My parents kind of fell into the demographic crack between the Beats and the Hippies, but my dad was keen on folk music. That never really changed, either — he eventually got into bluegrass, even buying a banjo and going to jam sessions at a nearby church on the occasional weekend night.
One of the consequences of this was that I grew up with a whole bunch of Kingston Trio LPs, all of which are now in a closet about fifteen feet away. Of those, the one I listened to the most was the group’s Live from the Hungry i album (1959), which both my dad and my cousins’ parents had. As I was born in 1965, the album was dated even by the early 70s when I was old enough to listen to it (rather than simply hearing it), and references to John Foster Dulles were rather less topical than they had been at the time. But being a kid, I got a huge charge out of “Zombie Jamboree” and “The Merry Minuet.” Even as a nine-year-old, I had a dark sense of humor, fed by MAD magazine (which is also where I learned show tunes, in order to understand the song parodies.) Later, I would realize that “Merry Minuet” would appear in a book by Madeleine L’Engle, symbolizing the cynicism of one of the young characters.

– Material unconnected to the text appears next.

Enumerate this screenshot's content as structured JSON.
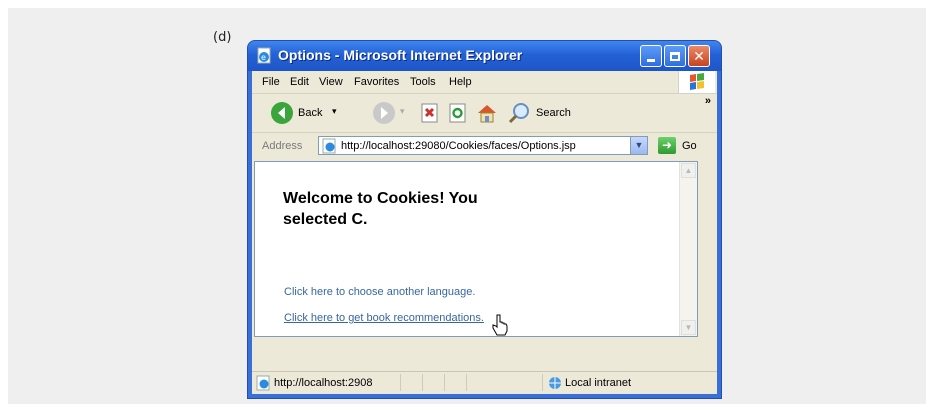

In any case, I listened to the album for the first time in at least two (and likely three) decades, and you know what? It’s still pretty good. The original KT were tight, with voices that worked well together. Some of the song choices seem a little odd (“They Call the Wind Maria” as a folk song?), and there’s a fair amount of ain’t-we-clever in the between song banter. For me, the worst example of that is the condescending Appalachian dialect in the intro to the “Shady Grove/Lonesome Traveler” medley. At that point, there’s a whiff of Marie Antoinette playing shepherdess, and we’re reminded that two-thirds of the Trio had been prep school kids — having attended the same Punahou school that would one day produce Barack Obama.
But the performances are lively, and I actually have more of an appreciation now for songs like “Tic, Tic, Tic” and (especially) “South Coast” than I used to. They may have been a nightclub act disguised as a folk combo, but 61 years after the album’s release, I can hear what so many folks dug about them.
And one last note. In the process of burning through an inheritance in 1990, I went to San Francisco for a vacation, and to see the Mad Dog, who was stationed at Monterey at the time. I was wandering around the City one day, and remembering the album and the club’s legendary role in the history of stand-up comedy, I wanted to find the Hungry i. And that’s how I learned that the venue had ceased being a venue when I was five years old, and was now a strip club, which it still was as of 2017.
Somehow, that seemed emblematic of something to me when I was 24. Maybe it still does.